On Behalf of | Apr 10, 2021 | Child Support |

Many noncustodial parents disagree with the way their co-parent uses child support funds. Some see their co-parents spend this money on extravagant personal items, luxury vacations or even drugs and alcohol. Often, these parents want to stop paying child support to deter the other parent from misusing child support.

Although understandable, you should never give in to the urge to stop paying child support, even if you replace these payments with gifts to your kids. The court ordered you to pay child support. If you stop meeting this obligation, the state of Arizona has many ways to punish you for nonpayment.

How does Arizona enforce child support?

All states use multiple methods to enforce a parent’s child support responsibilities, including Arizona. If you stop paying, the state can:

  • Seize your bank accounts
  • Place liens on your property (real estate, cars, etc.)
  • Report you to credit bureaus
  • Intercept funds, such as lottery winnings, tax refunds, workers compensation and unemployment payments
  • Deny you a passport
  • Suspend your driver’s and professional licenses
  • File a court action, which could land you in jail

If you have a problem with your child support order, it is much better to seek a legal solution instead of addressing the matter alone. Working with a experienced attorney can help you avoid the nonpayment consequences discussed above.  Proper guidance can also aid you in finding a long-term solution that will not harm your children.
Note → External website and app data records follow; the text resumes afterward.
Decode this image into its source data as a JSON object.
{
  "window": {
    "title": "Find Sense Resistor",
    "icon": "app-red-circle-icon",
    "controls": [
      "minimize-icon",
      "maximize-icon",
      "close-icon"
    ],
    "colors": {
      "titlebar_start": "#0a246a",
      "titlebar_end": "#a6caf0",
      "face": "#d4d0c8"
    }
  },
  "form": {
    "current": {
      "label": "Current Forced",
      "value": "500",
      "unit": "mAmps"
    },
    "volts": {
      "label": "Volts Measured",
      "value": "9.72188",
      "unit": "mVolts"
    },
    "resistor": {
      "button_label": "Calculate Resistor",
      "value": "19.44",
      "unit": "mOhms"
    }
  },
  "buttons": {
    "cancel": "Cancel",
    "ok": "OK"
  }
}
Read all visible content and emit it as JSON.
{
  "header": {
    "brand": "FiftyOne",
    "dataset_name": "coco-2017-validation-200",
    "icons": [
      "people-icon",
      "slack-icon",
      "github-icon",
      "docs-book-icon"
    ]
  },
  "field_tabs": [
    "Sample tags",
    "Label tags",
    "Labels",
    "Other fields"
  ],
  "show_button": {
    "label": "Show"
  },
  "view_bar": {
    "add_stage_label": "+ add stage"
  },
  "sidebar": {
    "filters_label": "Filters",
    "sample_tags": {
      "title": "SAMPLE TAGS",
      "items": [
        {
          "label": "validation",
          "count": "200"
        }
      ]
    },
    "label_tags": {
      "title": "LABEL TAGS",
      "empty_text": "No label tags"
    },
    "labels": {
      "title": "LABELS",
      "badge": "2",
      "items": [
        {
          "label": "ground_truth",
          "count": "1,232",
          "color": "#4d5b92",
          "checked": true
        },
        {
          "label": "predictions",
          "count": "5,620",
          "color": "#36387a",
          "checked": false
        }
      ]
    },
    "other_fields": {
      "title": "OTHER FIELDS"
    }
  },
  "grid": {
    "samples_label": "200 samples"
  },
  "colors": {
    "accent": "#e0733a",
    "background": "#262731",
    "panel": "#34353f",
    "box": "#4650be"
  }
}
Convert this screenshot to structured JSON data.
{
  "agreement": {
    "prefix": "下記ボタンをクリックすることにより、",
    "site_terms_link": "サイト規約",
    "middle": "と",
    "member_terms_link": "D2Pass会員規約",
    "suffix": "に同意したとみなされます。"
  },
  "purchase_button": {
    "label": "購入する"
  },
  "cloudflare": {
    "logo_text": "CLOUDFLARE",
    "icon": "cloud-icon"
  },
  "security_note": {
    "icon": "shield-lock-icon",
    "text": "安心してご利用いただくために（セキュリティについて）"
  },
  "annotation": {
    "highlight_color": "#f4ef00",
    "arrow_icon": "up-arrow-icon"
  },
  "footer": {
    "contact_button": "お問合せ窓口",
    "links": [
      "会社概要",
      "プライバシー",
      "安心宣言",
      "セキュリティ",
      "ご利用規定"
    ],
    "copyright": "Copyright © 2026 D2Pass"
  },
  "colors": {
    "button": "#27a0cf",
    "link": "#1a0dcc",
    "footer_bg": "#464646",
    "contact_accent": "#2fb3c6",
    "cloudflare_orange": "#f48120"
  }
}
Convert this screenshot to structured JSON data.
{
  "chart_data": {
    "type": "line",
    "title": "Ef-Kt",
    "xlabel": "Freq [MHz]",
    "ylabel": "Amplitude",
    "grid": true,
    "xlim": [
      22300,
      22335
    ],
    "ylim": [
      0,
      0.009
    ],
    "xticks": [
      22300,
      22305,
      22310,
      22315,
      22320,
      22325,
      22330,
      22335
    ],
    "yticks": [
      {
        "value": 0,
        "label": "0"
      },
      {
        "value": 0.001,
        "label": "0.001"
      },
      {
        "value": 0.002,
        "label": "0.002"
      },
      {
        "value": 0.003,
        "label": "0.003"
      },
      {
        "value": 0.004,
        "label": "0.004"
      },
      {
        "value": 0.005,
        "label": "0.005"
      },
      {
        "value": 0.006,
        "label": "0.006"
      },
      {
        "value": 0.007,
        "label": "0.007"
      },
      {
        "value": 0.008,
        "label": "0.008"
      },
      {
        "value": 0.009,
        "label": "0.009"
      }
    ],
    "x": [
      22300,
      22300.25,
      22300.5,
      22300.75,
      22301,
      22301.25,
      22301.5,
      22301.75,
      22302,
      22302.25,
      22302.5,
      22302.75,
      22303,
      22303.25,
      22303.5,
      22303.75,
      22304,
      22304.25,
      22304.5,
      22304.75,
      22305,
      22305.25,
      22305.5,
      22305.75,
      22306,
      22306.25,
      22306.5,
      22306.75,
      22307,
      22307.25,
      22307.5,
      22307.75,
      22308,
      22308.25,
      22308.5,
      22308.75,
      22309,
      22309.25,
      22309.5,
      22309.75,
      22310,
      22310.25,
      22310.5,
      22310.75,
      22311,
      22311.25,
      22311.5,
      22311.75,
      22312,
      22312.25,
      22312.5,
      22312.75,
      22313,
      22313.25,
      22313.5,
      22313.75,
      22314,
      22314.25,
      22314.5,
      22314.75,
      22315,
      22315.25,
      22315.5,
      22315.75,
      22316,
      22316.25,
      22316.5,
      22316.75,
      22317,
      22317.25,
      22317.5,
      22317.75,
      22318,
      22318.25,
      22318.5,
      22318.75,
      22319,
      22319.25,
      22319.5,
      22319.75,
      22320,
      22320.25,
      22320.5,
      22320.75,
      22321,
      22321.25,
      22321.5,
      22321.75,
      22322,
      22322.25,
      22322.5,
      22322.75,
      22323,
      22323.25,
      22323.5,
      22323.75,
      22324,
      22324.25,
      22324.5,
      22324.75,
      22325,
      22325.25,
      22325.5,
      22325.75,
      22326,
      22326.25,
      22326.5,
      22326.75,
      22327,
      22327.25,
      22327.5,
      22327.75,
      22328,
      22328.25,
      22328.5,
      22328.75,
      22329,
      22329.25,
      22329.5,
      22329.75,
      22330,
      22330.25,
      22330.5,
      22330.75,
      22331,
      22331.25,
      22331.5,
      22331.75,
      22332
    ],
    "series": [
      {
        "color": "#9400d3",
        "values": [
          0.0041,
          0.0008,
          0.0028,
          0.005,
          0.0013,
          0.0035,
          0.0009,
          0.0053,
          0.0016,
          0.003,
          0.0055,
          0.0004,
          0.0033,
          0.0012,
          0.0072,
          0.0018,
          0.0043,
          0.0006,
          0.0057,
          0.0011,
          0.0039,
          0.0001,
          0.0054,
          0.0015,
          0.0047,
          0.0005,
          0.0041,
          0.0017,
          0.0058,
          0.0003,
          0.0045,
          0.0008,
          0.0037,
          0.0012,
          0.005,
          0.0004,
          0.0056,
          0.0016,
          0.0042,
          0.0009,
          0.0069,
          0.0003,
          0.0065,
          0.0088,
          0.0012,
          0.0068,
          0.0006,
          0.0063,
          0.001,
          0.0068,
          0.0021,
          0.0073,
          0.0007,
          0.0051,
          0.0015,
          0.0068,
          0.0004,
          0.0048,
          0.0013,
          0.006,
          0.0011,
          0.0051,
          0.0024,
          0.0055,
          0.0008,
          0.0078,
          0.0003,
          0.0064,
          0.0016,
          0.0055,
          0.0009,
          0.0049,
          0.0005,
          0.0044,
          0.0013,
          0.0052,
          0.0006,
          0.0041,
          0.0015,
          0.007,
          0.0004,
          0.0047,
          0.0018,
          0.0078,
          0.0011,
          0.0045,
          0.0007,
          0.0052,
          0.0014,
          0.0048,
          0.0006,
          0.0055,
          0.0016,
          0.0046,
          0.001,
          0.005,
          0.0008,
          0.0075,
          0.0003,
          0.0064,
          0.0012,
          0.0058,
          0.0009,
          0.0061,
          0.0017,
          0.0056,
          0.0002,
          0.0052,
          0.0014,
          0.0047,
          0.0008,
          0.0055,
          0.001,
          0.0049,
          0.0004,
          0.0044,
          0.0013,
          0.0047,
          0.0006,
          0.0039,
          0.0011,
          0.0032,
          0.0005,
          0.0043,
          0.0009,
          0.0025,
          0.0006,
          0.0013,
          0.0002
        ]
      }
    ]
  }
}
For example, if you suspect your co-parent is misusing your support funds, an attorney can help you present your concerns to the court. In turn, the court can investigate the matter and resolve it in a way that protects you, your kids and your finances.